-- Opening Marker --

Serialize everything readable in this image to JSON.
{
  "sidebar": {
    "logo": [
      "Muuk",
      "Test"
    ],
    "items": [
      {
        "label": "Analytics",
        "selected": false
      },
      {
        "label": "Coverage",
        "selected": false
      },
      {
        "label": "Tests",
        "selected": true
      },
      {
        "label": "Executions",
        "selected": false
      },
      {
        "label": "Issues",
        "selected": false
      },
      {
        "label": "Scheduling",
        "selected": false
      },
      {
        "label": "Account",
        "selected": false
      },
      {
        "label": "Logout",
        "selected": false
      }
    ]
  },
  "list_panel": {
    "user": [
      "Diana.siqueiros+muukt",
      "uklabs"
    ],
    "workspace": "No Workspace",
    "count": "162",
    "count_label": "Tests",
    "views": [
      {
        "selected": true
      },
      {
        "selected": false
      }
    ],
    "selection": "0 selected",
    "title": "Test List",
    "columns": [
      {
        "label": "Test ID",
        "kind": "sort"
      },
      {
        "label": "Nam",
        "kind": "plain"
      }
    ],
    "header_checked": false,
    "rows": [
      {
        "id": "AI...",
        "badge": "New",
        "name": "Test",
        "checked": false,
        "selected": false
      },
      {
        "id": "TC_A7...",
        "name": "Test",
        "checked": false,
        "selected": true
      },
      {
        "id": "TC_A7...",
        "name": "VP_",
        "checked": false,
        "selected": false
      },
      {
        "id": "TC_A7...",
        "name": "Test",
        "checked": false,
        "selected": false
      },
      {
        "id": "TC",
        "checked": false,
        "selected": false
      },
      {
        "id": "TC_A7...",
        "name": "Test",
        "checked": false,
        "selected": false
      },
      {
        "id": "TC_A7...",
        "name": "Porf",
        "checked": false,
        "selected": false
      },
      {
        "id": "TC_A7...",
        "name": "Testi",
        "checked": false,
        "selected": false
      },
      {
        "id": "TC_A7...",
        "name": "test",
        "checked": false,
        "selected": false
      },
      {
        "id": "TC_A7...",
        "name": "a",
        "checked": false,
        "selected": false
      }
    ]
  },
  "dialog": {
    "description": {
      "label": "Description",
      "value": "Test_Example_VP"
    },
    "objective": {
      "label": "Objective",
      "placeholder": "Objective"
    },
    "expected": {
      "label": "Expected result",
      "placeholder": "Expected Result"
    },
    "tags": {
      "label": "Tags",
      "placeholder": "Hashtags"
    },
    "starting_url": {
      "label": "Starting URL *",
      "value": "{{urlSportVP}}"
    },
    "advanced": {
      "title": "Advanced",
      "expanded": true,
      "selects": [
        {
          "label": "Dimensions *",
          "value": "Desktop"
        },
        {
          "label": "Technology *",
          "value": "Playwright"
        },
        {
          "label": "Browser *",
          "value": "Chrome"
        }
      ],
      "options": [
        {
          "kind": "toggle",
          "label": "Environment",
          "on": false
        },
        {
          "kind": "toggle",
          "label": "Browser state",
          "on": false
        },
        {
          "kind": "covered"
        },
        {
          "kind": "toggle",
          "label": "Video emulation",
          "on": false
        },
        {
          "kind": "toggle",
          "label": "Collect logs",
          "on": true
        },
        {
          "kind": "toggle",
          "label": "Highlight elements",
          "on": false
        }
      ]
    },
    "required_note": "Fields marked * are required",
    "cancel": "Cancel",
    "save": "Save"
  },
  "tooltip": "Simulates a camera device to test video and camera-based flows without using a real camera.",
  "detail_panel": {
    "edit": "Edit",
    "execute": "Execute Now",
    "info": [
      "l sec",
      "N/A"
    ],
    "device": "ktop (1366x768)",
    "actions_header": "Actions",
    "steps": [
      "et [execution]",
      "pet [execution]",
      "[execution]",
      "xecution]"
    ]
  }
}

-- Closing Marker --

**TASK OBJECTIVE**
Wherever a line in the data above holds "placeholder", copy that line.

**FINAL ANSWER**
      "placeholder": "Objective"
      "placeholder": "Expected Result"
      "placeholder": "Hashtags"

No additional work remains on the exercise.